TASK INSTRUCTIONS
The full listing, excluding its pictures, should be printed exactly as it stands.

LISTED RECORDS
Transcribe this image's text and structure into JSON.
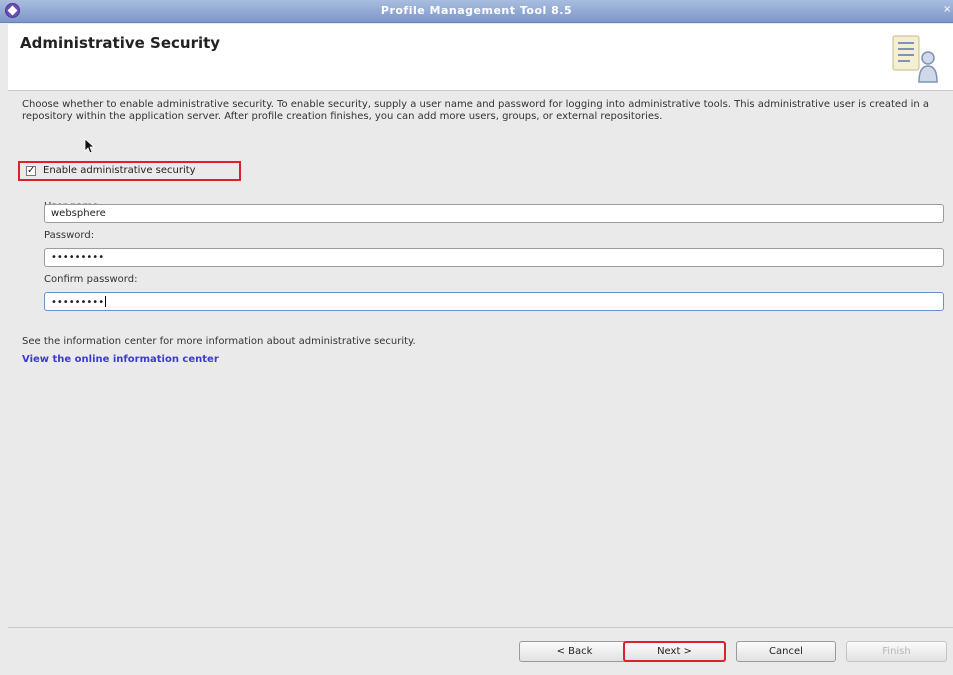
{
  "window": {
    "title": "Profile Management Tool 8.5"
  },
  "banner": {
    "title": "Administrative Security",
    "icon": "wizard-page-icon"
  },
  "description": "Choose whether to enable administrative security. To enable security, supply a user name and password for logging into administrative tools. This administrative user is created in a repository within the application server. After profile creation finishes, you can add more users, groups, or external repositories.",
  "security": {
    "enable_label": "Enable administrative security",
    "enabled": true
  },
  "fields": {
    "username": {
      "label": "User name:",
      "value": "websphere"
    },
    "password": {
      "label": "Password:",
      "value": "•••••••••"
    },
    "confirm": {
      "label": "Confirm password:",
      "value": "•••••••••"
    }
  },
  "info": {
    "text": "See the information center for more information about administrative security.",
    "link": "View the online information center"
  },
  "buttons": {
    "back": "< Back",
    "next": "Next >",
    "cancel": "Cancel",
    "finish": "Finish"
  },
  "colors": {
    "highlight": "#d9222a",
    "link": "#3b3bd0",
    "titlebar": "#8fa6d4"
  }
}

OUTPUT FOR THIS TASK
Transcribe this image's text and structure into JSON.
{
  "window": {
    "title": "Profile Management Tool 8.5"
  },
  "banner": {
    "title": "Administrative Security",
    "icon": "wizard-page-icon"
  },
  "description": "Choose whether to enable administrative security. To enable security, supply a user name and password for logging into administrative tools. This administrative user is created in a repository within the application server. After profile creation finishes, you can add more users, groups, or external repositories.",
  "security": {
    "enable_label": "Enable administrative security",
    "enabled": true
  },
  "fields": {
    "username": {
      "label": "User name:",
      "value": "websphere"
    },
    "password": {
      "label": "Password:",
      "value": "•••••••••"
    },
    "confirm": {
      "label": "Confirm password:",
      "value": "•••••••••"
    }
  },
  "info": {
    "text": "See the information center for more information about administrative security.",
    "link": "View the online information center"
  },
  "buttons": {
    "back": "< Back",
    "next": "Next >",
    "cancel": "Cancel",
    "finish": "Finish"
  },
  "colors": {
    "highlight": "#d9222a",
    "link": "#3b3bd0",
    "titlebar": "#8fa6d4"
  }
}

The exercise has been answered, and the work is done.